**WORK TASK**
The records that appear below are to be restated word for word.

(Web page and app entries)
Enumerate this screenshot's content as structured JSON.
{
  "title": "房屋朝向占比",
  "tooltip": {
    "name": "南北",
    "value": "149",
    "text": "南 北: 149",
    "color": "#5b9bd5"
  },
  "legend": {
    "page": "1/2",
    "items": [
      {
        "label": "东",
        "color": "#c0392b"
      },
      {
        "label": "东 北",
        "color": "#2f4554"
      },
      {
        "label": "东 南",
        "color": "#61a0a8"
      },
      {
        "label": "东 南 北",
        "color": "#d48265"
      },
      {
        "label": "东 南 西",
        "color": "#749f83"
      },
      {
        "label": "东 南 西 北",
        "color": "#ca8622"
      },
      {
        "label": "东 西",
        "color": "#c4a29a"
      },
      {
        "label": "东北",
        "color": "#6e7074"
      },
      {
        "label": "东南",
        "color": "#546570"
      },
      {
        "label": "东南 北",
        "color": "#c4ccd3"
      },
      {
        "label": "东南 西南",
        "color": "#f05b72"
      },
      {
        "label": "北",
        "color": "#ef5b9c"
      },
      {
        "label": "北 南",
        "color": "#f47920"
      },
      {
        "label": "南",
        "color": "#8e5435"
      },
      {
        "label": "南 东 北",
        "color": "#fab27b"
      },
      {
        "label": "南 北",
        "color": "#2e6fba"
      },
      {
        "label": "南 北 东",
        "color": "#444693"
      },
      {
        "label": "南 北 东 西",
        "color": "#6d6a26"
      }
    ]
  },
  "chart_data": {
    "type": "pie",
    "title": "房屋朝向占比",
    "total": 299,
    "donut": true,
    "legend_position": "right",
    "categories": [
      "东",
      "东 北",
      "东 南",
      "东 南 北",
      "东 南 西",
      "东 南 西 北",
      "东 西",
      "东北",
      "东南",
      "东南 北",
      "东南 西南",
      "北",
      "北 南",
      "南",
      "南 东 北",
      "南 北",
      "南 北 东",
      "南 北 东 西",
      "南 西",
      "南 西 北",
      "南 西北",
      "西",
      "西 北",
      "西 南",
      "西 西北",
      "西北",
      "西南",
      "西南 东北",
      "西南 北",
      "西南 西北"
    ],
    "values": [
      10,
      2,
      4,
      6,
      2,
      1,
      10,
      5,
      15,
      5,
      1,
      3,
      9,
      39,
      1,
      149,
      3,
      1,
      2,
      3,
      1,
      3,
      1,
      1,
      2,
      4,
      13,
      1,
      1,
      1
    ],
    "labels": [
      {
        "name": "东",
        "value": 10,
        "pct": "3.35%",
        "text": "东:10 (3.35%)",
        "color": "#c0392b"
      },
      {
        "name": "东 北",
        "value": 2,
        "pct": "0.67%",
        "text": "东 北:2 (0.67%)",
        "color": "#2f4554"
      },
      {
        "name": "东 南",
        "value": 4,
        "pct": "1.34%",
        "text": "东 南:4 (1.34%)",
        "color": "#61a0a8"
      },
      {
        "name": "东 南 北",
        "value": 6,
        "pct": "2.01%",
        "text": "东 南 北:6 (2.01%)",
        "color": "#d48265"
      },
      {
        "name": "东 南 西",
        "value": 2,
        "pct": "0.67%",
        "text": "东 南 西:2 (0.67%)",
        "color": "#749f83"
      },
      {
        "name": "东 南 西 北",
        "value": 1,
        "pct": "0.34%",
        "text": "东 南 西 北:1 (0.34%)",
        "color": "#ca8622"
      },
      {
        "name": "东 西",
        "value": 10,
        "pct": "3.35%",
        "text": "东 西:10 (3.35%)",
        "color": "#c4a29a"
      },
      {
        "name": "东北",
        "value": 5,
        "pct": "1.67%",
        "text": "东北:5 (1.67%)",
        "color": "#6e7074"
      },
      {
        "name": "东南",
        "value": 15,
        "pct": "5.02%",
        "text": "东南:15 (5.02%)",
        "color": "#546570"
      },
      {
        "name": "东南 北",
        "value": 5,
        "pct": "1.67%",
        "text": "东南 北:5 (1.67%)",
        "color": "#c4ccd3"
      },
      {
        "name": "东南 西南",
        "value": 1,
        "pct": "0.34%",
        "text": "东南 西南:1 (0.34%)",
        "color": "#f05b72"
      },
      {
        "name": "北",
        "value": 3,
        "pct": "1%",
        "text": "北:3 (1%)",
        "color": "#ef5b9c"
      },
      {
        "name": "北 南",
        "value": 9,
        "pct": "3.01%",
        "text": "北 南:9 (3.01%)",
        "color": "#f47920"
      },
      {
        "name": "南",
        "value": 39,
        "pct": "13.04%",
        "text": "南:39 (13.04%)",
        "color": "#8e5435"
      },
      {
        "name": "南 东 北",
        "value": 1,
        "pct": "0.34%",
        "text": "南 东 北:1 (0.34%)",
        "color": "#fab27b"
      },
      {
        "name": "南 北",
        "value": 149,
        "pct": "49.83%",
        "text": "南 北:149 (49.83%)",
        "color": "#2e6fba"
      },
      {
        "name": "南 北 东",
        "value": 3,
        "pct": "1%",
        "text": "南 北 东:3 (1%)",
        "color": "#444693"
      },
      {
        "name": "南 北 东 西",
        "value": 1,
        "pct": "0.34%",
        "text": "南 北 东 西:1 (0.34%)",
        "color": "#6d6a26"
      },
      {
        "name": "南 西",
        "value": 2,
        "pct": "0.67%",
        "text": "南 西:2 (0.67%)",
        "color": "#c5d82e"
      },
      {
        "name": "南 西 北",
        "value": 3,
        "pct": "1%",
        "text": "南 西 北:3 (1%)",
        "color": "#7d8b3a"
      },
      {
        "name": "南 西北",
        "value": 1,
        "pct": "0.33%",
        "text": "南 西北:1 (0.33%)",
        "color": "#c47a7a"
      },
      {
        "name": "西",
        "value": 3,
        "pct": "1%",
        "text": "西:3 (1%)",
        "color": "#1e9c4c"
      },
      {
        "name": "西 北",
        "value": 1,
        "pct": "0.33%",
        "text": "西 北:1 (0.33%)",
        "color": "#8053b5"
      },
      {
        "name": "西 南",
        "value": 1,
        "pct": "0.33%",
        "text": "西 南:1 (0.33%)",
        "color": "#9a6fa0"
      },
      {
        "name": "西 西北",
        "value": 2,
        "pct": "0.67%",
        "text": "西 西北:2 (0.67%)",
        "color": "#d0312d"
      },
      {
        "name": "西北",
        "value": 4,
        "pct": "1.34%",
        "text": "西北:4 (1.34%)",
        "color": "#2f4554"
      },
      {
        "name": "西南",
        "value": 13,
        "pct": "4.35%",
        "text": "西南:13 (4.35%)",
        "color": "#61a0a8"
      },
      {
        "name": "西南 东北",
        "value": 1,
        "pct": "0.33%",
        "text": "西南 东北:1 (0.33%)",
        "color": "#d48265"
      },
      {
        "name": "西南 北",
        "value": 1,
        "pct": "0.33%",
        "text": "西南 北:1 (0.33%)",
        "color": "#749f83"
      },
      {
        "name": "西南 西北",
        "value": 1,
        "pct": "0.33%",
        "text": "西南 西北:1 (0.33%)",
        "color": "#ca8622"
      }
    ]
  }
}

**YOUR RESPONSE**
Enumerate this screenshot's content as structured JSON.
{
  "title": "房屋朝向占比",
  "tooltip": {
    "name": "南北",
    "value": "149",
    "text": "南 北: 149",
    "color": "#5b9bd5"
  },
  "legend": {
    "page": "1/2",
    "items": [
      {
        "label": "东",
        "color": "#c0392b"
      },
      {
        "label": "东 北",
        "color": "#2f4554"
      },
      {
        "label": "东 南",
        "color": "#61a0a8"
      },
      {
        "label": "东 南 北",
        "color": "#d48265"
      },
      {
        "label": "东 南 西",
        "color": "#749f83"
      },
      {
        "label": "东 南 西 北",
        "color": "#ca8622"
      },
      {
        "label": "东 西",
        "color": "#c4a29a"
      },
      {
        "label": "东北",
        "color": "#6e7074"
      },
      {
        "label": "东南",
        "color": "#546570"
      },
      {
        "label": "东南 北",
        "color": "#c4ccd3"
      },
      {
        "label": "东南 西南",
        "color": "#f05b72"
      },
      {
        "label": "北",
        "color": "#ef5b9c"
      },
      {
        "label": "北 南",
        "color": "#f47920"
      },
      {
        "label": "南",
        "color": "#8e5435"
      },
      {
        "label": "南 东 北",
        "color": "#fab27b"
      },
      {
        "label": "南 北",
        "color": "#2e6fba"
      },
      {
        "label": "南 北 东",
        "color": "#444693"
      },
      {
        "label": "南 北 东 西",
        "color": "#6d6a26"
      }
    ]
  },
  "chart_data": {
    "type": "pie",
    "title": "房屋朝向占比",
    "total": 299,
    "donut": true,
    "legend_position": "right",
    "categories": [
      "东",
      "东 北",
      "东 南",
      "东 南 北",
      "东 南 西",
      "东 南 西 北",
      "东 西",
      "东北",
      "东南",
      "东南 北",
      "东南 西南",
      "北",
      "北 南",
      "南",
      "南 东 北",
      "南 北",
      "南 北 东",
      "南 北 东 西",
      "南 西",
      "南 西 北",
      "南 西北",
      "西",
      "西 北",
      "西 南",
      "西 西北",
      "西北",
      "西南",
      "西南 东北",
      "西南 北",
      "西南 西北"
    ],
    "values": [
      10,
      2,
      4,
      6,
      2,
      1,
      10,
      5,
      15,
      5,
      1,
      3,
      9,
      39,
      1,
      149,
      3,
      1,
      2,
      3,
      1,
      3,
      1,
      1,
      2,
      4,
      13,
      1,
      1,
      1
    ],
    "labels": [
      {
        "name": "东",
        "value": 10,
        "pct": "3.35%",
        "text": "东:10 (3.35%)",
        "color": "#c0392b"
      },
      {
        "name": "东 北",
        "value": 2,
        "pct": "0.67%",
        "text": "东 北:2 (0.67%)",
        "color": "#2f4554"
      },
      {
        "name": "东 南",
        "value": 4,
        "pct": "1.34%",
        "text": "东 南:4 (1.34%)",
        "color": "#61a0a8"
      },
      {
        "name": "东 南 北",
        "value": 6,
        "pct": "2.01%",
        "text": "东 南 北:6 (2.01%)",
        "color": "#d48265"
      },
      {
        "name": "东 南 西",
        "value": 2,
        "pct": "0.67%",
        "text": "东 南 西:2 (0.67%)",
        "color": "#749f83"
      },
      {
        "name": "东 南 西 北",
        "value": 1,
        "pct": "0.34%",
        "text": "东 南 西 北:1 (0.34%)",
        "color": "#ca8622"
      },
      {
        "name": "东 西",
        "value": 10,
        "pct": "3.35%",
        "text": "东 西:10 (3.35%)",
        "color": "#c4a29a"
      },
      {
        "name": "东北",
        "value": 5,
        "pct": "1.67%",
        "text": "东北:5 (1.67%)",
        "color": "#6e7074"
      },
      {
        "name": "东南",
        "value": 15,
        "pct": "5.02%",
        "text": "东南:15 (5.02%)",
        "color": "#546570"
      },
      {
        "name": "东南 北",
        "value": 5,
        "pct": "1.67%",
        "text": "东南 北:5 (1.67%)",
        "color": "#c4ccd3"
      },
      {
        "name": "东南 西南",
        "value": 1,
        "pct": "0.34%",
        "text": "东南 西南:1 (0.34%)",
        "color": "#f05b72"
      },
      {
        "name": "北",
        "value": 3,
        "pct": "1%",
        "text": "北:3 (1%)",
        "color": "#ef5b9c"
      },
      {
        "name": "北 南",
        "value": 9,
        "pct": "3.01%",
        "text": "北 南:9 (3.01%)",
        "color": "#f47920"
      },
      {
        "name": "南",
        "value": 39,
        "pct": "13.04%",
        "text": "南:39 (13.04%)",
        "color": "#8e5435"
      },
      {
        "name": "南 东 北",
        "value": 1,
        "pct": "0.34%",
        "text": "南 东 北:1 (0.34%)",
        "color": "#fab27b"
      },
      {
        "name": "南 北",
        "value": 149,
        "pct": "49.83%",
        "text": "南 北:149 (49.83%)",
        "color": "#2e6fba"
      },
      {
        "name": "南 北 东",
        "value": 3,
        "pct": "1%",
        "text": "南 北 东:3 (1%)",
        "color": "#444693"
      },
      {
        "name": "南 北 东 西",
        "value": 1,
        "pct": "0.34%",
        "text": "南 北 东 西:1 (0.34%)",
        "color": "#6d6a26"
      },
      {
        "name": "南 西",
        "value": 2,
        "pct": "0.67%",
        "text": "南 西:2 (0.67%)",
        "color": "#c5d82e"
      },
      {
        "name": "南 西 北",
        "value": 3,
        "pct": "1%",
        "text": "南 西 北:3 (1%)",
        "color": "#7d8b3a"
      },
      {
        "name": "南 西北",
        "value": 1,
        "pct": "0.33%",
        "text": "南 西北:1 (0.33%)",
        "color": "#c47a7a"
      },
      {
        "name": "西",
        "value": 3,
        "pct": "1%",
        "text": "西:3 (1%)",
        "color": "#1e9c4c"
      },
      {
        "name": "西 北",
        "value": 1,
        "pct": "0.33%",
        "text": "西 北:1 (0.33%)",
        "color": "#8053b5"
      },
      {
        "name": "西 南",
        "value": 1,
        "pct": "0.33%",
        "text": "西 南:1 (0.33%)",
        "color": "#9a6fa0"
      },
      {
        "name": "西 西北",
        "value": 2,
        "pct": "0.67%",
        "text": "西 西北:2 (0.67%)",
        "color": "#d0312d"
      },
      {
        "name": "西北",
        "value": 4,
        "pct": "1.34%",
        "text": "西北:4 (1.34%)",
        "color": "#2f4554"
      },
      {
        "name": "西南",
        "value": 13,
        "pct": "4.35%",
        "text": "西南:13 (4.35%)",
        "color": "#61a0a8"
      },
      {
        "name": "西南 东北",
        "value": 1,
        "pct": "0.33%",
        "text": "西南 东北:1 (0.33%)",
        "color": "#d48265"
      },
      {
        "name": "西南 北",
        "value": 1,
        "pct": "0.33%",
        "text": "西南 北:1 (0.33%)",
        "color": "#749f83"
      },
      {
        "name": "西南 西北",
        "value": 1,
        "pct": "0.33%",
        "text": "西南 西北:1 (0.33%)",
        "color": "#ca8622"
      }
    ]
  }
}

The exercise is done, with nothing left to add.